* [Provided records]:
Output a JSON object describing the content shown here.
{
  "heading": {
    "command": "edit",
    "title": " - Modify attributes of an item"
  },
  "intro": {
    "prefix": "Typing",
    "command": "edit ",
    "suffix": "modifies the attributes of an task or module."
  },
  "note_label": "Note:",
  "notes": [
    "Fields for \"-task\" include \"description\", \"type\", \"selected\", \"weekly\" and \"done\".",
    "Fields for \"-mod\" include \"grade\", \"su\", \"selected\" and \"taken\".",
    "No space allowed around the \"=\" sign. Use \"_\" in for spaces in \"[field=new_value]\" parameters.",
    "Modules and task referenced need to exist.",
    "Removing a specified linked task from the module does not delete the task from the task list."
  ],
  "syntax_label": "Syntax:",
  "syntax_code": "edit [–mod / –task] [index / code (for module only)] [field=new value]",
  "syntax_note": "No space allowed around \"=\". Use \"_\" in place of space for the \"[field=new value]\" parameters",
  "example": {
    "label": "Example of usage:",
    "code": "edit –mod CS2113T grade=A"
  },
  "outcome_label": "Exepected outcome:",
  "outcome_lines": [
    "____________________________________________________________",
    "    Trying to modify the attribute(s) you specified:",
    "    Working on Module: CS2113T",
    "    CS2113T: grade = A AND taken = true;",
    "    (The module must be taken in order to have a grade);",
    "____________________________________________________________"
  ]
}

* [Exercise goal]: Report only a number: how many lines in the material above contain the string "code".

* [Solved problem]: 2